=== WHAT YOU NEED TO DO ===
Return all lines in the data where the string "Personas" can be found.

── INPUT MATERIAL

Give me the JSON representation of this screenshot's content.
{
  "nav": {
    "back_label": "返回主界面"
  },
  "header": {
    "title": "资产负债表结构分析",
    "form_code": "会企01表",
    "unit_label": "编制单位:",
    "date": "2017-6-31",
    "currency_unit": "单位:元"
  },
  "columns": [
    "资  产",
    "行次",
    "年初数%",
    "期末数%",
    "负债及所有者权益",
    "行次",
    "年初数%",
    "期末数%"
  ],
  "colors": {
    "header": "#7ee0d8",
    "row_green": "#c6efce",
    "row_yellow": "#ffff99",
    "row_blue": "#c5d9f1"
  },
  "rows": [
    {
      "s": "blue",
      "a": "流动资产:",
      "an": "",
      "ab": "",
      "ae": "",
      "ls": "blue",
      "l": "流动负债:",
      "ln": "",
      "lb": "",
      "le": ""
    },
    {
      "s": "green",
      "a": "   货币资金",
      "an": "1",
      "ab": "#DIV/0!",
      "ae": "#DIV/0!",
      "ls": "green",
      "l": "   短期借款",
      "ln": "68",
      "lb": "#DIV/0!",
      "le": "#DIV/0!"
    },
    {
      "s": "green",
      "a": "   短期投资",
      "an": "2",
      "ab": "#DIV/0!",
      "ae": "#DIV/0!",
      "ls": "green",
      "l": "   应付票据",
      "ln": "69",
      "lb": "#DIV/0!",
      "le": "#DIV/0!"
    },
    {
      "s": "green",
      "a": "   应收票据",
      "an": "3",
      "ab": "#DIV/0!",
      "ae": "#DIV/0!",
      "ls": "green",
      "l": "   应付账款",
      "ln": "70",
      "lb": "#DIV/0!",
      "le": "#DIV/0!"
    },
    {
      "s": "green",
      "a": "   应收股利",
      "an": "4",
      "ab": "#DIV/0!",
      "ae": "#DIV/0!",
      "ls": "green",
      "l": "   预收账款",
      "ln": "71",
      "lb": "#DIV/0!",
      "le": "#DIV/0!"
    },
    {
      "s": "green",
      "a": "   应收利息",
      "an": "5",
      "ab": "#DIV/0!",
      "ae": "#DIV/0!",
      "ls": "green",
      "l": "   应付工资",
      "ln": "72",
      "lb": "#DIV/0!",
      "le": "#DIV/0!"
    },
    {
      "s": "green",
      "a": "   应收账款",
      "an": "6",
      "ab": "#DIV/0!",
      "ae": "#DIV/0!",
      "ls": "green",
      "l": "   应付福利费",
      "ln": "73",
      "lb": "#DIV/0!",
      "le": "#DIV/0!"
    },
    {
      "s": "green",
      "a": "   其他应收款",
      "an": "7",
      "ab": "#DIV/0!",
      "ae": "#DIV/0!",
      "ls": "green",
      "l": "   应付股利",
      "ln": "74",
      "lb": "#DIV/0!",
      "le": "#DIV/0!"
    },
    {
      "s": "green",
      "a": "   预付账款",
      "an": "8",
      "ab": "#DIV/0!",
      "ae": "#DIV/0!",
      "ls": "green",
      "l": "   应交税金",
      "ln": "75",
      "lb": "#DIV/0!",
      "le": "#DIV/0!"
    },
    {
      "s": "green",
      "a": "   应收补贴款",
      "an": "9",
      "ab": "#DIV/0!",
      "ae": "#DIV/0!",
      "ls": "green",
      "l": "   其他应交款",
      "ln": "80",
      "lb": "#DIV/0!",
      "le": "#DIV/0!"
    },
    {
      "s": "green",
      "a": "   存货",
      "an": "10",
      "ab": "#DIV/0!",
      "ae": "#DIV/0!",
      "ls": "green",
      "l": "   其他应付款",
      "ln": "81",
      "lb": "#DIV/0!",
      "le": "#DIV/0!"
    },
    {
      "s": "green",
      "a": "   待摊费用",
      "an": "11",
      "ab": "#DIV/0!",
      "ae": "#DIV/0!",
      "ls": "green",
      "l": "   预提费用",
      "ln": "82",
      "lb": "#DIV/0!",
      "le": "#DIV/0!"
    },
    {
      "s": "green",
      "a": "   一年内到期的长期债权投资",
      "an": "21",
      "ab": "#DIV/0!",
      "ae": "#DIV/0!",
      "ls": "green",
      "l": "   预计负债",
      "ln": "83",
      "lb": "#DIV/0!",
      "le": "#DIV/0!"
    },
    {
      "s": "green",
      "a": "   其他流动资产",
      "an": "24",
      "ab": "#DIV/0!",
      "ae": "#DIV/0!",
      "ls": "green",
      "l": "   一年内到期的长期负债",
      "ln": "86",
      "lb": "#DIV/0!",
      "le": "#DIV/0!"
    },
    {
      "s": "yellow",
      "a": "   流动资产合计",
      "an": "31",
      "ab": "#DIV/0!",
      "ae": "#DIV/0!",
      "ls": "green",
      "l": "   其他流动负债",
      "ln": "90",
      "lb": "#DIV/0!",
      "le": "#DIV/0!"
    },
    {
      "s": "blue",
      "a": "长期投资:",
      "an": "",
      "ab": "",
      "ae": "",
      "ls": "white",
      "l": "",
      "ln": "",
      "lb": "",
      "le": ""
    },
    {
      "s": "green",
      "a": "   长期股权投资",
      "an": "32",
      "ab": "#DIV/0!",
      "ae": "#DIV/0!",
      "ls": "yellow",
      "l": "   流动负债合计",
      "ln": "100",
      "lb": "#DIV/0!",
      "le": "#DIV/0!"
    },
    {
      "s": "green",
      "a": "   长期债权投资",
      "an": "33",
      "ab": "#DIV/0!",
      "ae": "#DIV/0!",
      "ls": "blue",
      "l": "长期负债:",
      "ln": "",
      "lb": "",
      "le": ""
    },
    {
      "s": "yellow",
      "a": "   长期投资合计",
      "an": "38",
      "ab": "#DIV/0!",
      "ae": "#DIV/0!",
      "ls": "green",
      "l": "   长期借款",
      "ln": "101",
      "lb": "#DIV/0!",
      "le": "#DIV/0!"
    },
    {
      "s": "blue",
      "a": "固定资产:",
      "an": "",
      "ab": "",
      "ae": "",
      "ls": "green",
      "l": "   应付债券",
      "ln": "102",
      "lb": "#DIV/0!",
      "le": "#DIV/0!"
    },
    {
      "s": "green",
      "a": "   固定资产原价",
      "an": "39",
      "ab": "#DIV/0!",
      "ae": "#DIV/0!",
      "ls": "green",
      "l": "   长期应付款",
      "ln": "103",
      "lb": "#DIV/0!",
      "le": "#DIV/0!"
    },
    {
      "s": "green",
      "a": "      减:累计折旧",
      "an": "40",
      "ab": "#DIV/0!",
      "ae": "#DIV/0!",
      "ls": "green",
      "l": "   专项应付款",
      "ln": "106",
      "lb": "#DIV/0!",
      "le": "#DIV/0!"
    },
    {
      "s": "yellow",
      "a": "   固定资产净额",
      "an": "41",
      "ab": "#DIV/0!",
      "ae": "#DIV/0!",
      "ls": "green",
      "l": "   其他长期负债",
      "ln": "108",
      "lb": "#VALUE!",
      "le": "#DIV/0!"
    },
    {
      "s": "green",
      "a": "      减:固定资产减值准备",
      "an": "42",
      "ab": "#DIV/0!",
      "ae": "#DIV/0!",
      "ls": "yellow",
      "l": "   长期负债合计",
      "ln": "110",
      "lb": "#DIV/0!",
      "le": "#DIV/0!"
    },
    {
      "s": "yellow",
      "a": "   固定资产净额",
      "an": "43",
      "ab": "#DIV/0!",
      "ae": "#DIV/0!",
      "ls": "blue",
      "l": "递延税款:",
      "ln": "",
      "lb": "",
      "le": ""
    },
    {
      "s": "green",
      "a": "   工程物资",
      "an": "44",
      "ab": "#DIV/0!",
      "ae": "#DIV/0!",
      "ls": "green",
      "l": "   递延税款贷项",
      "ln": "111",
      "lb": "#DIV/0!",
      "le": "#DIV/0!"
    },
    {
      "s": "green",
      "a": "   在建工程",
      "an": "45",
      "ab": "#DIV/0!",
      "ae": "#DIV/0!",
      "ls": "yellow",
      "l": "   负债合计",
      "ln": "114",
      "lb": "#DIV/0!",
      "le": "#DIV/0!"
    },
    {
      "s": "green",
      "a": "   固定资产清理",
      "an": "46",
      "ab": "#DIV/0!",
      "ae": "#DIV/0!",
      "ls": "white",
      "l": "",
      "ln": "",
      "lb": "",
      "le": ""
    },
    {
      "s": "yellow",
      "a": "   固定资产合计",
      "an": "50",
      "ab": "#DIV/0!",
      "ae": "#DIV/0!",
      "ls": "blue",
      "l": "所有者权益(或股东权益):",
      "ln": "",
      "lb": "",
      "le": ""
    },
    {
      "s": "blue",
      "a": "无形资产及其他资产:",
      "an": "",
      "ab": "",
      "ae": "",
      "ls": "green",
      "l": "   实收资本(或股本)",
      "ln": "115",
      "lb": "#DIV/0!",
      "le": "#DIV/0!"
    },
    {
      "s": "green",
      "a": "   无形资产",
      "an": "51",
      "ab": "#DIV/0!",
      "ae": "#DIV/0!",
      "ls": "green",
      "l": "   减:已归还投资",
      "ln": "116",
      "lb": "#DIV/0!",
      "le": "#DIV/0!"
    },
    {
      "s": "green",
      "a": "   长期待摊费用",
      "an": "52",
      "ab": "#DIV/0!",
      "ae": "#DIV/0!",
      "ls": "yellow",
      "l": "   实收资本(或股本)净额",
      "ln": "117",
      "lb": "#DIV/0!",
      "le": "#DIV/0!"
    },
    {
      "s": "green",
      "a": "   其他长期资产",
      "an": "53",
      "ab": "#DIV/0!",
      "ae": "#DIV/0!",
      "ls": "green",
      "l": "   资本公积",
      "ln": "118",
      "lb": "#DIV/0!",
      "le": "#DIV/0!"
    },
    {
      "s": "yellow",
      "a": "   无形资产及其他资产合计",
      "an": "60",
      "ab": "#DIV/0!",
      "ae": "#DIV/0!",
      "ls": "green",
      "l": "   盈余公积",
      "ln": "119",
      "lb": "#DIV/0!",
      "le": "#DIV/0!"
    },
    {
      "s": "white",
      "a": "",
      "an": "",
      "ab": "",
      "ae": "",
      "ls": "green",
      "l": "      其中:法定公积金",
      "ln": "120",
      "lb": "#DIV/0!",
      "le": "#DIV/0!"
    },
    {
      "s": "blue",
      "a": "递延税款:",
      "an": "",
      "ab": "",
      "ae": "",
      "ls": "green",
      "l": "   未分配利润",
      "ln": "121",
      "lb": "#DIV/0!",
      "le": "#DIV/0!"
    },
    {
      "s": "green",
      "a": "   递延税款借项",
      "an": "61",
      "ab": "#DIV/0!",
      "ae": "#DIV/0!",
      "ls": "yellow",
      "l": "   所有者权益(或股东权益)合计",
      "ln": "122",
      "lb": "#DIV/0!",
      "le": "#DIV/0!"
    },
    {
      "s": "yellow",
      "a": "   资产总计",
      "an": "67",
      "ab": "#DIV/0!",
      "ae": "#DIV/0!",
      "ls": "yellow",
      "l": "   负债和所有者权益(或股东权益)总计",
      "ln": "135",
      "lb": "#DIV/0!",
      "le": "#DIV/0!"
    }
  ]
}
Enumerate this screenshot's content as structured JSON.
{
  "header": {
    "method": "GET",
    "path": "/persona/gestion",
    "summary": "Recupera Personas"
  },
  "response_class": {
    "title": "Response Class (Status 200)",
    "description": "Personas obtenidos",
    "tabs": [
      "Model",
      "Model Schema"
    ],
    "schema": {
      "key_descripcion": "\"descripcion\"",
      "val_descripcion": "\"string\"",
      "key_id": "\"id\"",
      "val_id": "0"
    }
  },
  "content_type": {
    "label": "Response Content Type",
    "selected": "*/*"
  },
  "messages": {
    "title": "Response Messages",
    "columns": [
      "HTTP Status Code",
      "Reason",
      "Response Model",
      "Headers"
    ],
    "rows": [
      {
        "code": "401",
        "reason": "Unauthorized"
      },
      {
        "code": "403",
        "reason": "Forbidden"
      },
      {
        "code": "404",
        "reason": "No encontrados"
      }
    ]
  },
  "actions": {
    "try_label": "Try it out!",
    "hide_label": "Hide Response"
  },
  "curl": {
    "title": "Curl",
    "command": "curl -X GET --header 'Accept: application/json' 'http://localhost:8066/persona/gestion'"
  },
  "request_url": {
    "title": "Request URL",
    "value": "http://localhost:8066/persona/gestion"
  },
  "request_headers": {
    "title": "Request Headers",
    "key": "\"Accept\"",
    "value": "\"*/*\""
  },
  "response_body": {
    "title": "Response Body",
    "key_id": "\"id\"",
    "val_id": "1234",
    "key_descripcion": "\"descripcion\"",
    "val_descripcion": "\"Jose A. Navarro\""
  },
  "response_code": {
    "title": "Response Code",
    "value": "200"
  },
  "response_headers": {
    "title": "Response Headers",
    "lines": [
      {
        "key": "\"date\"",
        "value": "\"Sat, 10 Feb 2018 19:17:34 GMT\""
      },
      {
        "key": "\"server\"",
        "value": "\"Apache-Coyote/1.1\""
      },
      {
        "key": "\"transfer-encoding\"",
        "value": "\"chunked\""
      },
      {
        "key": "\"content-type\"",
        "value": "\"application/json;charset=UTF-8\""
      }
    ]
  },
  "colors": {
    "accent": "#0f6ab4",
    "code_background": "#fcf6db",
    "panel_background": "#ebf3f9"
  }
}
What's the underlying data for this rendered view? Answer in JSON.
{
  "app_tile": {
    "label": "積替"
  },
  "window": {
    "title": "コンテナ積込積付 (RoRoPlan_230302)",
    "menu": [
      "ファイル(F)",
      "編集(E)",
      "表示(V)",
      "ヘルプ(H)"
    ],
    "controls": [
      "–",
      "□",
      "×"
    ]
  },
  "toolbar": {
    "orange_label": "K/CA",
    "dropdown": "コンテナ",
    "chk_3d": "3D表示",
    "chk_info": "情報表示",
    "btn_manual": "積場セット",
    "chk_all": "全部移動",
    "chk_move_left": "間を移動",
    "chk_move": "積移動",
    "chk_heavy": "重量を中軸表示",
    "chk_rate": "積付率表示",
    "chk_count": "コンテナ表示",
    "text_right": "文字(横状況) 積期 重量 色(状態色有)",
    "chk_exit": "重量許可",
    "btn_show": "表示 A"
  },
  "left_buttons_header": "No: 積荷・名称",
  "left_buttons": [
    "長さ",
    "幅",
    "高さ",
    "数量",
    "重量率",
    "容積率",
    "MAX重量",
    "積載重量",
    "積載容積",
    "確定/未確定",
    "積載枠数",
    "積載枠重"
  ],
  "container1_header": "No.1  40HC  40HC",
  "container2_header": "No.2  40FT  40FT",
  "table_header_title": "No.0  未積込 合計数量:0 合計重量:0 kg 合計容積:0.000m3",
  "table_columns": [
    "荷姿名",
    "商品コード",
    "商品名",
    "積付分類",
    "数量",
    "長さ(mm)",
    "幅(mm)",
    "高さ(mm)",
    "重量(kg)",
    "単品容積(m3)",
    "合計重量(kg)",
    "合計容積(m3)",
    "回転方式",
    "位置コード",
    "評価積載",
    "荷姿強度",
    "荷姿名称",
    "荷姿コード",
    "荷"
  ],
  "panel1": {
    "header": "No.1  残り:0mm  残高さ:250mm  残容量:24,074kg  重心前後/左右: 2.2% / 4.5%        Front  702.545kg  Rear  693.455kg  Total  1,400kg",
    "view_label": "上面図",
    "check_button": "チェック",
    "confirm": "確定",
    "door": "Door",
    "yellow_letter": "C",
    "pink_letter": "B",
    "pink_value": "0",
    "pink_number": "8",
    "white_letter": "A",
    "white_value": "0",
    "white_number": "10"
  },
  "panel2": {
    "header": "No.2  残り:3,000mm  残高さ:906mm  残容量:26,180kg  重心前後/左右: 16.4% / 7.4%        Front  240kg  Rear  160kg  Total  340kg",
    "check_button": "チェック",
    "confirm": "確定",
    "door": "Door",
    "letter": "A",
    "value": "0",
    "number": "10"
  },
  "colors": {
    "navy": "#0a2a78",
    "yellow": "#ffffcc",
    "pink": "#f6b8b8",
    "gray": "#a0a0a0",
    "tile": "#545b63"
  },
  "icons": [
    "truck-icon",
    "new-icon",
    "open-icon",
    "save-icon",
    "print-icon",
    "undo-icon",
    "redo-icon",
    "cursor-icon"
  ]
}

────

=== ANSWER TO THIS EXERCISE ===
    "summary": "Recupera Personas"
    "description": "Personas obtenidos",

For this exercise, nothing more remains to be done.